So, again, we have a vintage that is characterized by high acidity and concentrated fruit. Some are saying that there has never before been a vintage where ripeness and acidity combined to give such brilliant wines with great aging potential. And this is true for both red and white. Freshness, balance, moderate alcohol.
The whites are rich and ripe, but with a crystalline, almost razor-sharp edge. That little touch of lactic acid makes them complex without adding weight.
The reds might bear a resemblance to past vintages. 2005, maybe. But they made wine differently in 2005. Back then, extraction was the goal: get as much out of the ripeness as you could. Today, Pinot is not so much ‘extracted’ as ‘infused’, like tea. This gives wines that are fresher and more energetic, with no less intensity and maybe more spice.
Drink them now, both red and white. There is astounding vitality in the youthful 2020s. But stick to the regional appellations for now because this is above all a vintage for aging, again both red and white. Keep the premier and grand crus for 10-15 years; longer for the best wines. They have the balance to age, and will reveal little by little the complexity that we just get hints of today. These are wines that may shut down for a few years in a few years, that’s to be expected. But be patient; you will be overjoyed to pull 2020 Burgundy from your cellar down the line.
But even just that little touch of lactic acid made the complexity of the whites.
BOURGOGNE COTE D’OR
REGIONAL APPELLATION OF BURGUNDY
In 2017, the producers of the Regional appellation "Bourgogne", located in Côte de Beaune and Côte de Nuits, obtained the additional mention "BOURGOGNE CÔTE D'OR", which thus becomes a Bourgogne with additional Geographical Denomination.
This name is reserved for red and white still wines produced within the 40 villages in Côte de Beaune and Côte de Nuits.
We welcomed this development as it strengthens our philosophy of what “Regional’ Burgundy wine should be. This strengthens our philosophy that simple Bourgogne has the potential to better express specific terroir and vintage.
With other producers, regional wines can be produced by blending wines sourced from across the region, the quality and specificity of this appellation can be questionable. On the other hand, with Elden producers, many Bourgogne wines are produced within a single commune and some even from a single vineyard.
So, the addition of this new AOC is good as it adds more specificity to the terroir. As with all Burgundy wine, you need to know its pedigree and who made it.

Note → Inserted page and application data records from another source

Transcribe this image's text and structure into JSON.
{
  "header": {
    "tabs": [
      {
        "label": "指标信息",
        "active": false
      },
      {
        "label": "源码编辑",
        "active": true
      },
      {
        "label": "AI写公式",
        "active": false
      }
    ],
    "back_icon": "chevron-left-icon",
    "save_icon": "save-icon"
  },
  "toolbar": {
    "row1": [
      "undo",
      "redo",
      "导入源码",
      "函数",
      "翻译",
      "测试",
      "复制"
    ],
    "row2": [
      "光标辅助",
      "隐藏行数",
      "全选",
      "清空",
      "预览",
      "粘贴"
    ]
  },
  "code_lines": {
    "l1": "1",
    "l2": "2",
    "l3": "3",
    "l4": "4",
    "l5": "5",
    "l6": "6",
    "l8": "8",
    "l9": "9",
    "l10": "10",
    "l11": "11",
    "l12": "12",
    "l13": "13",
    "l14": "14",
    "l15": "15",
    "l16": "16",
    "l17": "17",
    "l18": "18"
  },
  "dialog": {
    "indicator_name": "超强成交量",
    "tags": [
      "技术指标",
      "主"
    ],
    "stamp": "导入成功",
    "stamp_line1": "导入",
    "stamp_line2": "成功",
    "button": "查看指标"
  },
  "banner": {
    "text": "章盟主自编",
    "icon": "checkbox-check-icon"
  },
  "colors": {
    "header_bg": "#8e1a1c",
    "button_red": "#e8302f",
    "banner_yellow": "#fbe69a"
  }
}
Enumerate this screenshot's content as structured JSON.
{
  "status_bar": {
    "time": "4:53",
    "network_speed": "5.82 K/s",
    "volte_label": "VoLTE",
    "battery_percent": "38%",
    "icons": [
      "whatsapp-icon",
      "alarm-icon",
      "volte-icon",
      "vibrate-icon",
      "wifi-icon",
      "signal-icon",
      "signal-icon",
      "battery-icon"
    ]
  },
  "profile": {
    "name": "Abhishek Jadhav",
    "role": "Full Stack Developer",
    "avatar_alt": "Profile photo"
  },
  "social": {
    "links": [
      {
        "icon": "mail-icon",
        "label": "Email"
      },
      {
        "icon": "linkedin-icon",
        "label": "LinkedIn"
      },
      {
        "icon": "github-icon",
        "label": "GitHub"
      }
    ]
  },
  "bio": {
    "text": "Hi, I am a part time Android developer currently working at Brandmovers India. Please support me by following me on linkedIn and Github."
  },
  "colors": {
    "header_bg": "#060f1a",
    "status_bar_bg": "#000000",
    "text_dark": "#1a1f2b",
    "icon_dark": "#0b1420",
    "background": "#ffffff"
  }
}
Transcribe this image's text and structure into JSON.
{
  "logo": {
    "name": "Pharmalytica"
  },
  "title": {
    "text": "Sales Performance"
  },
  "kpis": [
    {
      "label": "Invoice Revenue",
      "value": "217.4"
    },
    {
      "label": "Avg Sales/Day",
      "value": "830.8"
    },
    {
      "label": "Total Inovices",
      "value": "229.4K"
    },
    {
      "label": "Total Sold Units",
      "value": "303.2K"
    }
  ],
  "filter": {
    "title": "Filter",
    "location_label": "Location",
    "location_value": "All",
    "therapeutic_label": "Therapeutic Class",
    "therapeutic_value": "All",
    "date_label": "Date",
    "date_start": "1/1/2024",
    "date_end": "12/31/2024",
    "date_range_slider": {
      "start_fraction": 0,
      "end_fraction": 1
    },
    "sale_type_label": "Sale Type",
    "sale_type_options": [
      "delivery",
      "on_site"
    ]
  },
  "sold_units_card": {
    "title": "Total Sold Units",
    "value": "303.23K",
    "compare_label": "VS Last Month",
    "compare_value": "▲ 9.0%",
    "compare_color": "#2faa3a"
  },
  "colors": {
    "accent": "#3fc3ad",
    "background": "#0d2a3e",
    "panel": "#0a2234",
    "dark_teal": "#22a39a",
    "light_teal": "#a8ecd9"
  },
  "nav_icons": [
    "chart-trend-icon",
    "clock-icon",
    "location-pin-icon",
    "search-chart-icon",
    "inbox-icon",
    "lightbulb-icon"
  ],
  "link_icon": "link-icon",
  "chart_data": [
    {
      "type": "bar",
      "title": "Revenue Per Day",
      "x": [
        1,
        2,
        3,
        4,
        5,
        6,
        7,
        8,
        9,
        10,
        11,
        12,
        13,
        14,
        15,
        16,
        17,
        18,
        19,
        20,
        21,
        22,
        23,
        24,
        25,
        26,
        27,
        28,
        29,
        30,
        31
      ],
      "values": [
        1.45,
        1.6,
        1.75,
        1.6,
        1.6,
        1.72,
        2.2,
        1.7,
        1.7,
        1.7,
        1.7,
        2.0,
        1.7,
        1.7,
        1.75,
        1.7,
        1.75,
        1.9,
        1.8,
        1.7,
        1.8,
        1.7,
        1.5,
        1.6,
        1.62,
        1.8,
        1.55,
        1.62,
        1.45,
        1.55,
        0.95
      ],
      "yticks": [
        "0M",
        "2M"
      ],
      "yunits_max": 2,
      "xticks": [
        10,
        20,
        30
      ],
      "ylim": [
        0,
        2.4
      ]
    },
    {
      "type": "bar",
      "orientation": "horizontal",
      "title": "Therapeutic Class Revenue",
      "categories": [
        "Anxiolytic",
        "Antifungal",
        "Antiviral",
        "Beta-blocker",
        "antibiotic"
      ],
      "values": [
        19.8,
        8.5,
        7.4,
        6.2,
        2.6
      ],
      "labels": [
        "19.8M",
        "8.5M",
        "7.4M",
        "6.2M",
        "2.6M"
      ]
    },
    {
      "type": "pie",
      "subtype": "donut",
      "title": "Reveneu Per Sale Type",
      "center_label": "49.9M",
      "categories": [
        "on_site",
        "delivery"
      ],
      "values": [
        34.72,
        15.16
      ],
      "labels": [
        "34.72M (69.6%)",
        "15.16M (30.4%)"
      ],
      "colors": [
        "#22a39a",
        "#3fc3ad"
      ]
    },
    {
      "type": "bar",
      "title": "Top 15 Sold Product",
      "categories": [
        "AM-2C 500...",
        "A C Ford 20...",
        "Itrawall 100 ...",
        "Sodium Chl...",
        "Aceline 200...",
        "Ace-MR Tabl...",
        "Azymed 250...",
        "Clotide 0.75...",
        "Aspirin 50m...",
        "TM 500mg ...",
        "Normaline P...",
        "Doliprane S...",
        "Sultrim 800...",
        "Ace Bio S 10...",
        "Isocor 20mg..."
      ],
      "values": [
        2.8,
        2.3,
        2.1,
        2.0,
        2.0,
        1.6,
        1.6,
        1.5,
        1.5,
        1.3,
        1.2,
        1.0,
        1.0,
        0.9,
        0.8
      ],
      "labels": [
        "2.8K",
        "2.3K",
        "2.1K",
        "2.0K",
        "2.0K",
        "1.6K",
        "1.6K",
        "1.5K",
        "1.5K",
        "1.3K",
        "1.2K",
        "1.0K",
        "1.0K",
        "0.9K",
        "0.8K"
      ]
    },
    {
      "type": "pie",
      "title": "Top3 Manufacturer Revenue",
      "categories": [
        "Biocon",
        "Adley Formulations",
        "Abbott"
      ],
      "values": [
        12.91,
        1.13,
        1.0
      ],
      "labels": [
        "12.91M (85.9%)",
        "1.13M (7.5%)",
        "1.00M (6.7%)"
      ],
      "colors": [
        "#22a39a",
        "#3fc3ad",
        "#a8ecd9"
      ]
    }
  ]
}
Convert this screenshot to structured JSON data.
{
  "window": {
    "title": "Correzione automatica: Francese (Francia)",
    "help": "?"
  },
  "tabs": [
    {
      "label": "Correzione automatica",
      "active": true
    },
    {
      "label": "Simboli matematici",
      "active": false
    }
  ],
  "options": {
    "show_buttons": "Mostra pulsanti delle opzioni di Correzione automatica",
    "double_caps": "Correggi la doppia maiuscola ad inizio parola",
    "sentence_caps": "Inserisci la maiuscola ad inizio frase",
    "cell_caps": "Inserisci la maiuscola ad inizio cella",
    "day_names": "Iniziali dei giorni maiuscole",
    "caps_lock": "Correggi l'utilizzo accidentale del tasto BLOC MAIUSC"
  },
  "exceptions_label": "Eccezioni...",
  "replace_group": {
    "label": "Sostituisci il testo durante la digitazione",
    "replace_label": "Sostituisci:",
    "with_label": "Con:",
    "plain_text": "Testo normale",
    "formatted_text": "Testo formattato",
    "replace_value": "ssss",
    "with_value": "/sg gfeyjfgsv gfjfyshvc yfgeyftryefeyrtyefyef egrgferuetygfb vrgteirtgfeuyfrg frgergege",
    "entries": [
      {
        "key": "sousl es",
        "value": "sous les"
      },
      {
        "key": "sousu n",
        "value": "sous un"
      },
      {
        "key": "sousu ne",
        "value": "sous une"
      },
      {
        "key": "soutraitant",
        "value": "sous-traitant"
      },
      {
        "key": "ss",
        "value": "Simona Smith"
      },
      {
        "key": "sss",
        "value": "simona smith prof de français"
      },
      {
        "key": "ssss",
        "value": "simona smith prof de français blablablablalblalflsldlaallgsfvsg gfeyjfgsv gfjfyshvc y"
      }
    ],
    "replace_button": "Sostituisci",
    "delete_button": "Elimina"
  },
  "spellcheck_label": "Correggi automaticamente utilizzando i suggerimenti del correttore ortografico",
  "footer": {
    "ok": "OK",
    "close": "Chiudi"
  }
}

The appellation Bourgogne Côte d’Or is restricted to wines grown within the defined limits of the appellation:
Côte d’Or 91 communes